BEGIN Material supplied

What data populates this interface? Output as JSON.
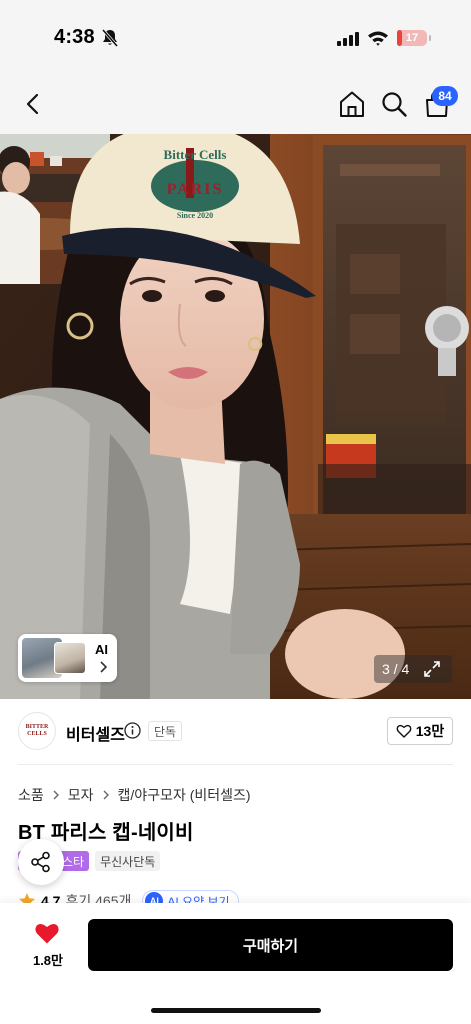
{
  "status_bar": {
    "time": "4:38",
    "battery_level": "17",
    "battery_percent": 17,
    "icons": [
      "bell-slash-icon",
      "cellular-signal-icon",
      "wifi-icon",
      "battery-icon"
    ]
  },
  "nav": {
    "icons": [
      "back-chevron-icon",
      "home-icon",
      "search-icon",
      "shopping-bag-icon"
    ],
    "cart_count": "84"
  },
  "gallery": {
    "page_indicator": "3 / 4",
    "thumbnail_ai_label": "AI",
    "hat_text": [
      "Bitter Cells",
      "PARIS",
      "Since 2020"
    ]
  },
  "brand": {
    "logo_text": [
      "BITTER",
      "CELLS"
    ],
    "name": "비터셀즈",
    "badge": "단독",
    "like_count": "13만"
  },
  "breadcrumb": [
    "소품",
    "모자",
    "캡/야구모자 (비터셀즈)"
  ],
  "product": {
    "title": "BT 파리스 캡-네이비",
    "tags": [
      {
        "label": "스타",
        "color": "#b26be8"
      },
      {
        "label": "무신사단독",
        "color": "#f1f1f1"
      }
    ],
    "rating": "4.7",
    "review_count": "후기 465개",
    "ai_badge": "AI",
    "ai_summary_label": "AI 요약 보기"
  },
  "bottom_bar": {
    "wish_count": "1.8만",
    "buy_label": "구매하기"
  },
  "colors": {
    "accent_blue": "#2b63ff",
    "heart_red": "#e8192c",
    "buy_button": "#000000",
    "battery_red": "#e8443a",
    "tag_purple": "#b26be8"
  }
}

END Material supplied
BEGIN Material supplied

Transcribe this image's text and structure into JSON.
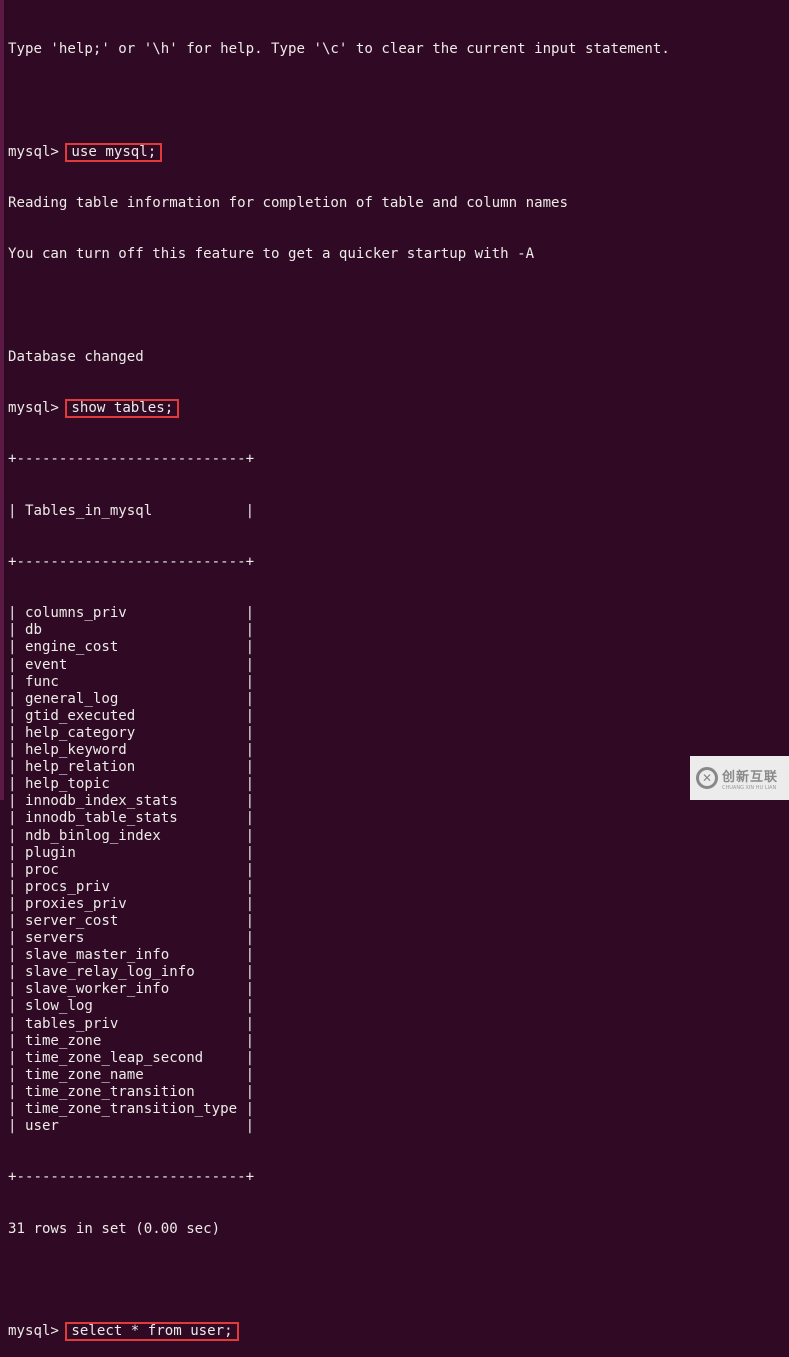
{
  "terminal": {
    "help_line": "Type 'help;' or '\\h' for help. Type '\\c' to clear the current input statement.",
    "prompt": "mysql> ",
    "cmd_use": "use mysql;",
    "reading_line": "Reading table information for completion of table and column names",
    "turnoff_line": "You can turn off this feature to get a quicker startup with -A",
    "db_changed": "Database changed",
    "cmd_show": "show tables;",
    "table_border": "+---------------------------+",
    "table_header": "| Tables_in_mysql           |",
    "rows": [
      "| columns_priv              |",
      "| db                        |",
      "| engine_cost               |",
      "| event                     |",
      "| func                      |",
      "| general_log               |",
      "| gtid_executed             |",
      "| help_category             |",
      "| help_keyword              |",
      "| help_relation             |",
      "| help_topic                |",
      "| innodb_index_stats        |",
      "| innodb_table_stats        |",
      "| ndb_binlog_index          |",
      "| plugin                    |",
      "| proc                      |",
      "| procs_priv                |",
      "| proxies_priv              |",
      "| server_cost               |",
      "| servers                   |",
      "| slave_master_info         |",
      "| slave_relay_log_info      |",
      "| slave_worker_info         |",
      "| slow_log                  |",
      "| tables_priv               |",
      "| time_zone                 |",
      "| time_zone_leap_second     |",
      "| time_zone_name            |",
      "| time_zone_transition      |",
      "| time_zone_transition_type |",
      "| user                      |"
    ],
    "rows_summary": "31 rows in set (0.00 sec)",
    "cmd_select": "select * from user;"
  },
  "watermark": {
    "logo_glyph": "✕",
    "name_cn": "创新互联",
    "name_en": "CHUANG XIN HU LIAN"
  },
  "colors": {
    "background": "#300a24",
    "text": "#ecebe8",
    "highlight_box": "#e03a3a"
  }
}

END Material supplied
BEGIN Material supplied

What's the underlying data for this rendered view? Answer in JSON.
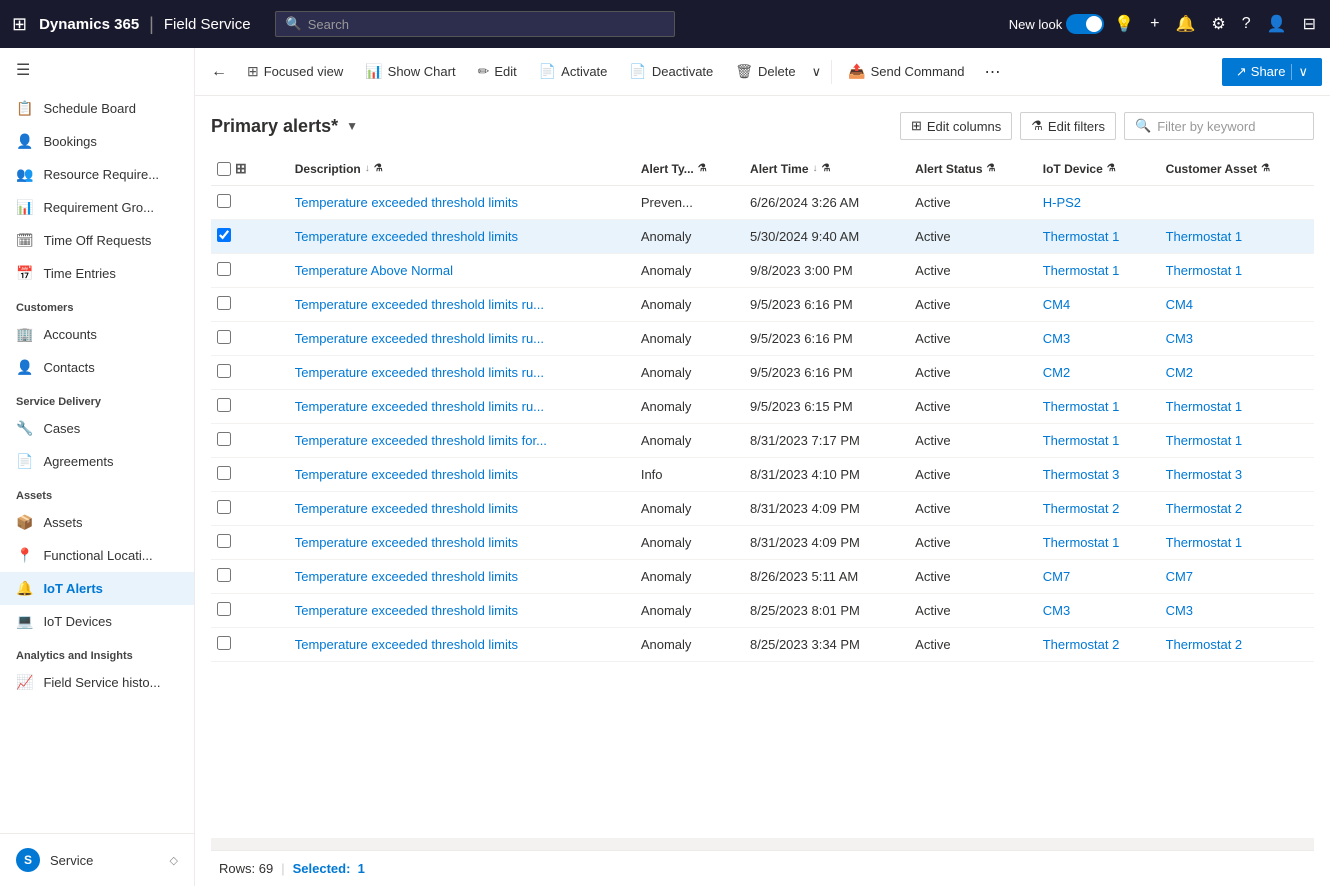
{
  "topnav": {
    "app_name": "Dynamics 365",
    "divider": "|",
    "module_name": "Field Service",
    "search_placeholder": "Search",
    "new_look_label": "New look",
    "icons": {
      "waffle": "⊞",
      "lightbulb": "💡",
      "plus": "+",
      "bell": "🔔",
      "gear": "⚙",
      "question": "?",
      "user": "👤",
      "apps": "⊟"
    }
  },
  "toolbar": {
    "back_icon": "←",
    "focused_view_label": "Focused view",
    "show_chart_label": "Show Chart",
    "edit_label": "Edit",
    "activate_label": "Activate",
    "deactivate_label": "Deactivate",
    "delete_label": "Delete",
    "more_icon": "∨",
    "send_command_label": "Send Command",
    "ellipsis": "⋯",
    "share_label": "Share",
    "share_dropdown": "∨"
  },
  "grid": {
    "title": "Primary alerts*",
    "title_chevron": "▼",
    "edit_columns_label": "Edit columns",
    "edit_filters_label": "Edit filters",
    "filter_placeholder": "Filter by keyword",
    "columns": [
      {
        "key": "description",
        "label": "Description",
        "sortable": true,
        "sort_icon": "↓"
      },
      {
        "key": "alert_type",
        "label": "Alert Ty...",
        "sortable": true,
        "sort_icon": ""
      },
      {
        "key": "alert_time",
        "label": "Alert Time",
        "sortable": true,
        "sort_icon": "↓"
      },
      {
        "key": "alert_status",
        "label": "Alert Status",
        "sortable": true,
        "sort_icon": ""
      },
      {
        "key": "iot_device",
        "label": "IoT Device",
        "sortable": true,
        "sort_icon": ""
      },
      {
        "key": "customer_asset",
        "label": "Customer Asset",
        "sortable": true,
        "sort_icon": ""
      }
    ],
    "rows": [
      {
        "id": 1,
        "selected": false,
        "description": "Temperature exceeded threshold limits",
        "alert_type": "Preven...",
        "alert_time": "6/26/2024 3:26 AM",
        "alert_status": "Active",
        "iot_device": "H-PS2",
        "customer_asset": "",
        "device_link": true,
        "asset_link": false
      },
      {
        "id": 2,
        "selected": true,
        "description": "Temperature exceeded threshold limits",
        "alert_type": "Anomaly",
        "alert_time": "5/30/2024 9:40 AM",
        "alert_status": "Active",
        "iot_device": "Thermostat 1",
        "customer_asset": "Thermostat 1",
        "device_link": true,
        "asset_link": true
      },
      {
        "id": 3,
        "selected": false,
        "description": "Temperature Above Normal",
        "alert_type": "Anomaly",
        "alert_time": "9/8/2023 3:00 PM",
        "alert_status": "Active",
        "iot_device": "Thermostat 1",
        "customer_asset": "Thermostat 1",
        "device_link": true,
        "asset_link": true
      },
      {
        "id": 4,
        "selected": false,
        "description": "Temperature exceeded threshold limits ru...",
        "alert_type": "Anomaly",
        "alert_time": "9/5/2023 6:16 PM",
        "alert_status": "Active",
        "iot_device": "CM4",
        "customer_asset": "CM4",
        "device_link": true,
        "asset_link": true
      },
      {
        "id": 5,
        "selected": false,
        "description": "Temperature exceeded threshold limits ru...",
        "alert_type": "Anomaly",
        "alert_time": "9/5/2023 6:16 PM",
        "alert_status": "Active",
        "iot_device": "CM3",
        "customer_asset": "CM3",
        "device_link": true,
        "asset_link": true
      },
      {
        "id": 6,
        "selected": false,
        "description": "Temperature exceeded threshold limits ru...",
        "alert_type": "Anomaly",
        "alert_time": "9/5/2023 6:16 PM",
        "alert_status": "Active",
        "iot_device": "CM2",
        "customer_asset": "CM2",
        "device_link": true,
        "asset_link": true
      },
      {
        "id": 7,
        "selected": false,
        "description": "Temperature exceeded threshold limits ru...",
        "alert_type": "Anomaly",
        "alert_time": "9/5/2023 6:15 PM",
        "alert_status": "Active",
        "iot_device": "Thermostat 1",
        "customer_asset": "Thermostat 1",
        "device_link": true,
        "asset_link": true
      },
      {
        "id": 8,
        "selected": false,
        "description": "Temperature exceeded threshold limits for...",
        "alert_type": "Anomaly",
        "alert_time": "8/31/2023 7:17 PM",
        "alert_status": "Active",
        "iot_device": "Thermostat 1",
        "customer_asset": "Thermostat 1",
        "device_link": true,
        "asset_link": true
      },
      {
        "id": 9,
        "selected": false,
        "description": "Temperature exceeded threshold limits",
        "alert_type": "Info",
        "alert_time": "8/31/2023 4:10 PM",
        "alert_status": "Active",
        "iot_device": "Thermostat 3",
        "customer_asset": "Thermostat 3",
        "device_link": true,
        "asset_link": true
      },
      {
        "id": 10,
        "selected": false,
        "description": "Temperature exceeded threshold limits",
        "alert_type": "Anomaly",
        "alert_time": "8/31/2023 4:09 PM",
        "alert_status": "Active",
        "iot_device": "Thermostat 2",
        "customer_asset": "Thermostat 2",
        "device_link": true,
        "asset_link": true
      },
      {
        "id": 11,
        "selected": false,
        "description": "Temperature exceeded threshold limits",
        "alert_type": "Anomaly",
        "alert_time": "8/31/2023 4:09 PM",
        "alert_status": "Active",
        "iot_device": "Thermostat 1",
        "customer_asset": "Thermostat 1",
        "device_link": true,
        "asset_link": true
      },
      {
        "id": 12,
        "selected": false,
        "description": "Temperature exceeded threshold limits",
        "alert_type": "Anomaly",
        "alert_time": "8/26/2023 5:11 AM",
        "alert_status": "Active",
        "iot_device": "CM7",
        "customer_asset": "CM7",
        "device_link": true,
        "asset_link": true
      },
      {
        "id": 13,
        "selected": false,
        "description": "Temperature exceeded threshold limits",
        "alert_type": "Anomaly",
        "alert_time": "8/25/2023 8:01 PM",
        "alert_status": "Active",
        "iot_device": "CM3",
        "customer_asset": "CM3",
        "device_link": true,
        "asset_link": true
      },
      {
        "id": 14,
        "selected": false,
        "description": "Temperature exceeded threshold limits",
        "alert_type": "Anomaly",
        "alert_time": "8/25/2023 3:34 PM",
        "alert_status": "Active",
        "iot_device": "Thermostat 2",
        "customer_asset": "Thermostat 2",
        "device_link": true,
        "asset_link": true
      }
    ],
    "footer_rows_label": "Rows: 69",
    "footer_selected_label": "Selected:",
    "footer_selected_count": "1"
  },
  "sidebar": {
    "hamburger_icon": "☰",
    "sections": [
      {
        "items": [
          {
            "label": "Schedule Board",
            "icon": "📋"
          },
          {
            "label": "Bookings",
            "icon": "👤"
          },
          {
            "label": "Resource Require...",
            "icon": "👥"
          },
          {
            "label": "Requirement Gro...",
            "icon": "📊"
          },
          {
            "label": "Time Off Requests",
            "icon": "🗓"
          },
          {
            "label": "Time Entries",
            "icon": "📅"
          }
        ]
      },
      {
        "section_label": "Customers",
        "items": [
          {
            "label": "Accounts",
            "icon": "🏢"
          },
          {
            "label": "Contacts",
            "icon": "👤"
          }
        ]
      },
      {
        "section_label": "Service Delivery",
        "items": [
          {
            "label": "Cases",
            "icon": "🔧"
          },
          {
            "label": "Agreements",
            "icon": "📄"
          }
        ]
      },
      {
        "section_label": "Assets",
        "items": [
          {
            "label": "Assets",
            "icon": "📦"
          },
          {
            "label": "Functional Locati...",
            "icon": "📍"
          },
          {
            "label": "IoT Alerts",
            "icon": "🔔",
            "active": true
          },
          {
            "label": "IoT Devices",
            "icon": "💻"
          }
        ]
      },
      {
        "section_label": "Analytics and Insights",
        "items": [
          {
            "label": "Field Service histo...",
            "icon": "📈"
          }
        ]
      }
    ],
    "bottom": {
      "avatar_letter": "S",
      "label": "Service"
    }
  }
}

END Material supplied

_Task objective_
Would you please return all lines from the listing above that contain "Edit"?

_Solved exercise_
    "edit_label": "Edit",
    "edit_columns_label": "Edit columns",
    "edit_filters_label": "Edit filters",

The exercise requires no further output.